· Pay attention to the metaphors and mental models that guide their understanding, and
· Facilitate constructive dialogue about meaningful alternatives and roadmaps to change.
Additionally, designers need to cultivate continuous foresight about the un-observable, latent forces affecting people and meaning-making, including the cultural, social, behavioral, or technological changes that are likely to influence what people will be able to do and what may be meaningful to them in the future.
Involving people as partners in design does not compromise the creativity of the designers. Their creative talent, tools, ideas, and deep knowledge of the process are invaluable in harnessing the unobserved and unexpressed wisdom, energy, and imagination of the untrained.
The late C.K. Prahlad, who was a professor of Corporate Strategy at University of Michigan School of Business, said, “Executives are constrained not by resources, but by their imagination.” (Prahlad & Ramaswami 2004)
Through the years, we have learned that successful future-focused organizations are able to thrive in a highly competitive and chaotic marketplace by fueling the imaginations of stakeholders throughout their value chain, thereby nurturing a culture of curiosity, learning, and tinkering with disruptive ideas.
Designers can serve to enable this “Co-Imagination” process by influencing how stakeholders learn and how they act collaboratively. We can organize activities to guide collaborative discovery, synthesis, and change across functional silos within an organization and across the value chain.

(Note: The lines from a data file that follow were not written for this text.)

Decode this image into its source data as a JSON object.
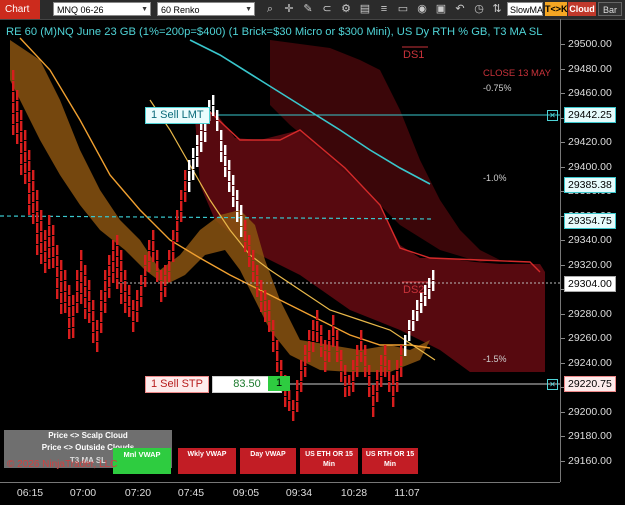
{
  "toolbar": {
    "tab": "Chart",
    "instrument": "MNQ 06-26",
    "bar_type": "60 Renko",
    "slow_ma": "SlowMA",
    "tck_btn": "T<>K",
    "cloud_btn": "Cloud",
    "bar_btn": "Bar",
    "icons": [
      "search-icon",
      "crosshair-icon",
      "pencil-icon",
      "magnet-icon",
      "settings-icon",
      "chart-icon",
      "list-icon",
      "window-icon",
      "camera-icon",
      "save-icon",
      "undo-icon",
      "clock-icon",
      "trades-icon"
    ]
  },
  "header": "RE 60 (M)NQ June 23 GB (1%=200p=$400) (1 Brick=$30 Micro or $300 Mini), US Dy RTH % GB, T3 MA SL",
  "labels": {
    "ds1": "DS1",
    "ds2": "DS2",
    "close": "CLOSE 13 MAY",
    "pct1": "-0.75%",
    "pct2": "-1.0%",
    "pct3": "-1.5%"
  },
  "orders": {
    "sell_lmt": "1 Sell LMT",
    "sell_stp": "1 Sell STP",
    "stp_value": "83.50",
    "stp_qty": "1",
    "close_x": "✕"
  },
  "price_axis": {
    "ticks": [
      "29500.00",
      "29480.00",
      "29460.00",
      "29440.00",
      "29420.00",
      "29400.00",
      "29380.00",
      "29360.00",
      "29340.00",
      "29320.00",
      "29300.00",
      "29280.00",
      "29260.00",
      "29240.00",
      "29220.00",
      "29200.00",
      "29180.00",
      "29160.00"
    ],
    "markers": {
      "lmt": "29442.25",
      "ema": "29385.38",
      "dashed": "29354.75",
      "last": "29304.00",
      "stp": "29220.75"
    }
  },
  "time_axis": [
    "06:15",
    "07:00",
    "07:20",
    "07:45",
    "09:05",
    "09:34",
    "10:28",
    "11:07"
  ],
  "bottom": {
    "scalp_cloud": "Price <> Scalp Cloud",
    "outside_clouds": "Price <> Outside Clouds",
    "t3_ma": "T3 MA SL",
    "mnl_vwap": "Mnl VWAP",
    "wkly_vwap": "Wkly VWAP",
    "day_vwap": "Day VWAP",
    "us_eth": "US ETH OR 15 Min",
    "us_rth": "US RTH OR 15 Min",
    "copyright": "© 2026 NinjaTrader, LLC"
  },
  "colors": {
    "accent_cyan": "#4fd3d6",
    "cloud_red": "#6b0a0f",
    "cloud_orange": "#a8651a",
    "bar_red": "#d81d1d",
    "bar_white": "#ffffff"
  }
}
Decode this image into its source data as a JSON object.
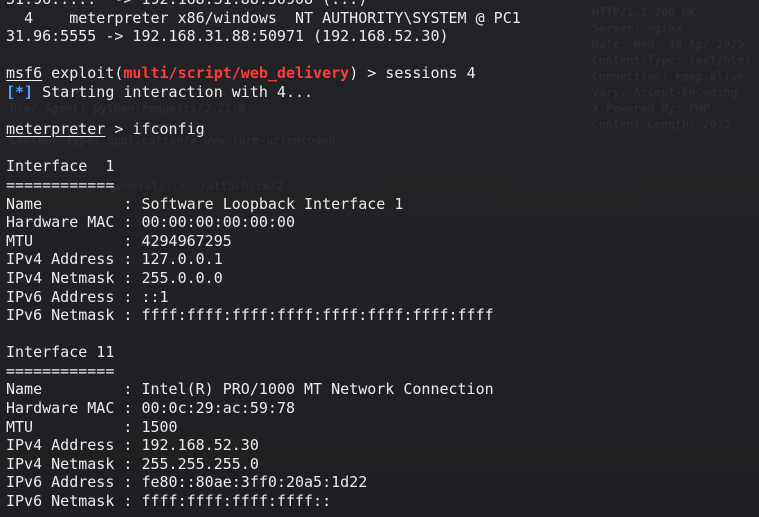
{
  "background_text": {
    "right": [
      "HTTP/1.1 200 OK",
      "Server: nginx",
      "Date: Wed, 30 Apr 2025",
      "Content-Type: text/html",
      "Connection: keep-alive",
      "Vary: Accept-Encoding",
      "X-Powered-By: PHP",
      "Content-Length: 2632"
    ],
    "left": [
      "User-Agent: python-requests/2.21.0",
      "",
      "Content-Type: application/x-www-form-urlencoded"
    ],
    "middle": [
      "general/../../attach/im/2"
    ]
  },
  "terminal": {
    "line0": "31.96.....  -> 192.168.31.88:50908 (...)",
    "session_row": {
      "id": "4",
      "type": "meterpreter x86/windows",
      "info": "NT AUTHORITY\\SYSTEM @ PC1"
    },
    "connection_line": "31.96:5555 -> 192.168.31.88:50971 (192.168.52.30)",
    "prompt1": {
      "msf": "msf6",
      "word": " exploit(",
      "module": "multi/script/web_delivery",
      "rest": ") > sessions 4"
    },
    "status": {
      "marker": "[*]",
      "text": " Starting interaction with 4..."
    },
    "prompt2": {
      "name": "meterpreter",
      "rest": " > ifconfig"
    },
    "interfaces": [
      {
        "header": "Interface  1",
        "separator": "============",
        "rows": [
          {
            "label": "Name",
            "value": "Software Loopback Interface 1"
          },
          {
            "label": "Hardware MAC",
            "value": "00:00:00:00:00:00"
          },
          {
            "label": "MTU",
            "value": "4294967295"
          },
          {
            "label": "IPv4 Address",
            "value": "127.0.0.1"
          },
          {
            "label": "IPv4 Netmask",
            "value": "255.0.0.0"
          },
          {
            "label": "IPv6 Address",
            "value": "::1"
          },
          {
            "label": "IPv6 Netmask",
            "value": "ffff:ffff:ffff:ffff:ffff:ffff:ffff:ffff"
          }
        ]
      },
      {
        "header": "Interface 11",
        "separator": "============",
        "rows": [
          {
            "label": "Name",
            "value": "Intel(R) PRO/1000 MT Network Connection"
          },
          {
            "label": "Hardware MAC",
            "value": "00:0c:29:ac:59:78"
          },
          {
            "label": "MTU",
            "value": "1500"
          },
          {
            "label": "IPv4 Address",
            "value": "192.168.52.30"
          },
          {
            "label": "IPv4 Netmask",
            "value": "255.255.255.0"
          },
          {
            "label": "IPv6 Address",
            "value": "fe80::80ae:3ff0:20a5:1d22"
          },
          {
            "label": "IPv6 Netmask",
            "value": "ffff:ffff:ffff:ffff::"
          }
        ]
      }
    ]
  },
  "colors": {
    "text": "#ececec",
    "module": "#ff3b3b",
    "status_marker": "#4aa3ff",
    "background": "#1f2023"
  }
}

Designers can also help envision the future social impact of innovations through scenario planning and other design tools, thus serving to provide an ethical lens for building roadmaps.
By guiding co-imagination and helping build roadmaps for ethical innovation, this new generation of collaborative designers will enable grounded, purposeful innovation in the organizations they serve.